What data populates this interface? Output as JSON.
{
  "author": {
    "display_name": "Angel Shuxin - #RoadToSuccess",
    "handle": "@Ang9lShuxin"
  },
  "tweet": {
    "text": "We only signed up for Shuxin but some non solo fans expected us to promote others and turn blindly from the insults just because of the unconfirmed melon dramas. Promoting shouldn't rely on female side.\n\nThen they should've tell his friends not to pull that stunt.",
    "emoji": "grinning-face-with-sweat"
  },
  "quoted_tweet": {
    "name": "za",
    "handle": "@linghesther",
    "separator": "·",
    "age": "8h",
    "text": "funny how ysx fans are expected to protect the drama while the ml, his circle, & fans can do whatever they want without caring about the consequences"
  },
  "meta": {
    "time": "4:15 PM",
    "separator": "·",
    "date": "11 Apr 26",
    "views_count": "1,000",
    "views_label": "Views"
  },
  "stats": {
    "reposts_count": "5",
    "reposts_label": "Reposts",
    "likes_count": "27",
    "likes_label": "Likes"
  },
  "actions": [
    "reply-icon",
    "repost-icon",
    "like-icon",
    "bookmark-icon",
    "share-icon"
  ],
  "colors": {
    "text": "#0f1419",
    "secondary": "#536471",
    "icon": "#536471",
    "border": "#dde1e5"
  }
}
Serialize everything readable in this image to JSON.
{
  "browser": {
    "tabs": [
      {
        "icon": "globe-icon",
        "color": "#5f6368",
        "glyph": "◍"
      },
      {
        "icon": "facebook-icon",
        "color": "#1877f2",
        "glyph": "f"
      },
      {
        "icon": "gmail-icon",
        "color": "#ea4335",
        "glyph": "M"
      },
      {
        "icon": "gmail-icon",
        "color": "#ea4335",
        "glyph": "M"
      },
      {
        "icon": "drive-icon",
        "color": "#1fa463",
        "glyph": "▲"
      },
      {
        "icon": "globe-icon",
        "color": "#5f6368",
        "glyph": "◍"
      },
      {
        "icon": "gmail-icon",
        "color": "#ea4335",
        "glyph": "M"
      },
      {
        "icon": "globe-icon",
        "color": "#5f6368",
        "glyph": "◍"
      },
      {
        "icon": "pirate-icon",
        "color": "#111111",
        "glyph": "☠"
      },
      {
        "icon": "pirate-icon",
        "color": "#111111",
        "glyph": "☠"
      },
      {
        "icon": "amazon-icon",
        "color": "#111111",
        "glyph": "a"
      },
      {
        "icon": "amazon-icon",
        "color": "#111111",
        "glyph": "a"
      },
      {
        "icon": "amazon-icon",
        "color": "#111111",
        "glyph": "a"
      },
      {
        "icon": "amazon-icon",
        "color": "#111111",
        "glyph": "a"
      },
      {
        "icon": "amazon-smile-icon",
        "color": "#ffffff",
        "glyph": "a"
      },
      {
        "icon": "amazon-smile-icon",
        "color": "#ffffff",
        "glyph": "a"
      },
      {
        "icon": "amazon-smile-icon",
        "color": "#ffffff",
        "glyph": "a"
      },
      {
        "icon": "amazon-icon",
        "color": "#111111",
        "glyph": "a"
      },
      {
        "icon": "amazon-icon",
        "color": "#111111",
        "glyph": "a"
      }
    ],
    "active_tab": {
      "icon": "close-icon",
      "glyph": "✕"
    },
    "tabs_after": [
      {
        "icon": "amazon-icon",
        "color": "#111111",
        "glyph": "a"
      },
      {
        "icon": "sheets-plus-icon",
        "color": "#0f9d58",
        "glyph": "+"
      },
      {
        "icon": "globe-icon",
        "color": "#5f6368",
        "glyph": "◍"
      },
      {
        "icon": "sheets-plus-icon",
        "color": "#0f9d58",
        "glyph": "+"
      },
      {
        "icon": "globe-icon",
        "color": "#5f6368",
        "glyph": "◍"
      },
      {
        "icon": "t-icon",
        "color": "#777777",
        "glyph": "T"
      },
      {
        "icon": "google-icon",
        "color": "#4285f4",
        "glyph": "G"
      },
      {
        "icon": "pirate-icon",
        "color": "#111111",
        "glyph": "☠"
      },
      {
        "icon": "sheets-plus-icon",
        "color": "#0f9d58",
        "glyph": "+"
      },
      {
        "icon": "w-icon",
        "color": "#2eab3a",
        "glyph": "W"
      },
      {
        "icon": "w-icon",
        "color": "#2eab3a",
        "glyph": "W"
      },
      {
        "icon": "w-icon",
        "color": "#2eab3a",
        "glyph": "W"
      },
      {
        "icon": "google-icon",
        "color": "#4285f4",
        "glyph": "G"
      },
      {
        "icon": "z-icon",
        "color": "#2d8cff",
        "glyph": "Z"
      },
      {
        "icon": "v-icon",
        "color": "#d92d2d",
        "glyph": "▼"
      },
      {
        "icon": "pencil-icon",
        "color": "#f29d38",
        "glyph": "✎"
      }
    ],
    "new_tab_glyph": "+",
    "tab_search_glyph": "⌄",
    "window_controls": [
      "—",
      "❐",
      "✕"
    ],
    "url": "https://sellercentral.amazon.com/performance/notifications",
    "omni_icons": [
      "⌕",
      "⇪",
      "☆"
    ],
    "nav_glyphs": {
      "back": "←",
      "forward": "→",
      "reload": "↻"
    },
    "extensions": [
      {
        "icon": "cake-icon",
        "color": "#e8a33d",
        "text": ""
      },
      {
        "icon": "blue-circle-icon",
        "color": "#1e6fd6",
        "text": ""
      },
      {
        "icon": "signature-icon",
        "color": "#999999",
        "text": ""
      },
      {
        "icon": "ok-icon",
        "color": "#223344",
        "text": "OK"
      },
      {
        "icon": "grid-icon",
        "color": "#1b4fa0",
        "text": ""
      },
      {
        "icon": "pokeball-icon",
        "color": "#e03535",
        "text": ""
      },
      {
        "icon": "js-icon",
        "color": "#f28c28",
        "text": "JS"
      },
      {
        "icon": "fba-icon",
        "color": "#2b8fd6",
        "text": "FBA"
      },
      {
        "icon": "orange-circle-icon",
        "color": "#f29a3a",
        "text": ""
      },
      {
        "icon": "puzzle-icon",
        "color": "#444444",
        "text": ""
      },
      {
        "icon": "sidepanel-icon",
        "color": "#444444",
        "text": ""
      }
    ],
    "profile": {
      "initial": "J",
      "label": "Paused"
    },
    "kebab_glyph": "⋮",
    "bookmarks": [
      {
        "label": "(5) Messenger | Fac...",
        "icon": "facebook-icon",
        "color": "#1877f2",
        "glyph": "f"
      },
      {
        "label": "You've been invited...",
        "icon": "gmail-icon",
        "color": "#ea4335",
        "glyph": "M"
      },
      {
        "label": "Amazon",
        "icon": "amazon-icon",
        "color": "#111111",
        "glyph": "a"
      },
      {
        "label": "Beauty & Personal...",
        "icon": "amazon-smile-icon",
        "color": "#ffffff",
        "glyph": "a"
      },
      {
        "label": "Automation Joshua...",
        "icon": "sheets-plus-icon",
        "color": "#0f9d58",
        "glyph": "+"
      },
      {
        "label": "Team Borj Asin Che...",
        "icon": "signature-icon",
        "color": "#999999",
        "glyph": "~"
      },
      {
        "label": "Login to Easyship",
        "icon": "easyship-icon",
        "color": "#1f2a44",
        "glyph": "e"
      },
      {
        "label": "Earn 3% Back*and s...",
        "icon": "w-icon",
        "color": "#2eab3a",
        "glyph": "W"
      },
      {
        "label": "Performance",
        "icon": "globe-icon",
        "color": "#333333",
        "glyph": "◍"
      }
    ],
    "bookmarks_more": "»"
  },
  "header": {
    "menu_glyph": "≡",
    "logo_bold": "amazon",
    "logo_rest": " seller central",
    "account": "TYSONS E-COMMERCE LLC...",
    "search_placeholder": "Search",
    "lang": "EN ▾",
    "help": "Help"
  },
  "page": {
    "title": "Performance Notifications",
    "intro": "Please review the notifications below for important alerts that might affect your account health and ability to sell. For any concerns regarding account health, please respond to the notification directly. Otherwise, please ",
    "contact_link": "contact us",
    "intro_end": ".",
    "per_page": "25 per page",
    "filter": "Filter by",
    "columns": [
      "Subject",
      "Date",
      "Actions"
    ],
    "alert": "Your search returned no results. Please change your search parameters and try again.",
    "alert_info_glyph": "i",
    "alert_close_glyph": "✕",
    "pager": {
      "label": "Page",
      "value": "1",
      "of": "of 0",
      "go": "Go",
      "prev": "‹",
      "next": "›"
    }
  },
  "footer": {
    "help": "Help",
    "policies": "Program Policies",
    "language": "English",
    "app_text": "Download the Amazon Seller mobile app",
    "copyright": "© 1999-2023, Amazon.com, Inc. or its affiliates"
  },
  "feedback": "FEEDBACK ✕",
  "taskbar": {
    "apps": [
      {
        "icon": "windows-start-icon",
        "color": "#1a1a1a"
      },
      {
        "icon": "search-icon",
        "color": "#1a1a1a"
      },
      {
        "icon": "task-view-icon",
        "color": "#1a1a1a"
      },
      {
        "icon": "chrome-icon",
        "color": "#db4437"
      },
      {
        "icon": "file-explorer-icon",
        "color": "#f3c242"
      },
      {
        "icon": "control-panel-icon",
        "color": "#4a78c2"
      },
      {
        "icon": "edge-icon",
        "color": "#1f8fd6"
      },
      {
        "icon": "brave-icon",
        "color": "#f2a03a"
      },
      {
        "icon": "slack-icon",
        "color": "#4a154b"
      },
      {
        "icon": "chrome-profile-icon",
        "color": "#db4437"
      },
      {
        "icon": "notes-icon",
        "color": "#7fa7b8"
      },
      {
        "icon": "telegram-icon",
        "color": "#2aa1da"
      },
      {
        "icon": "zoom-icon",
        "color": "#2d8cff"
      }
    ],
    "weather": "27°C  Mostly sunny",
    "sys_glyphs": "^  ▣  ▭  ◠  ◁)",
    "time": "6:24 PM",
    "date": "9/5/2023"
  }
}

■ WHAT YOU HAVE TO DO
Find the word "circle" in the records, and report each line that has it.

■ WRITTEN RESPONSE
    "text": "funny how ysx fans are expected to protect the drama while the ml, his circle, & fans can do whatever they want without caring about the consequences"
        "icon": "blue-circle-icon",
        "icon": "orange-circle-icon",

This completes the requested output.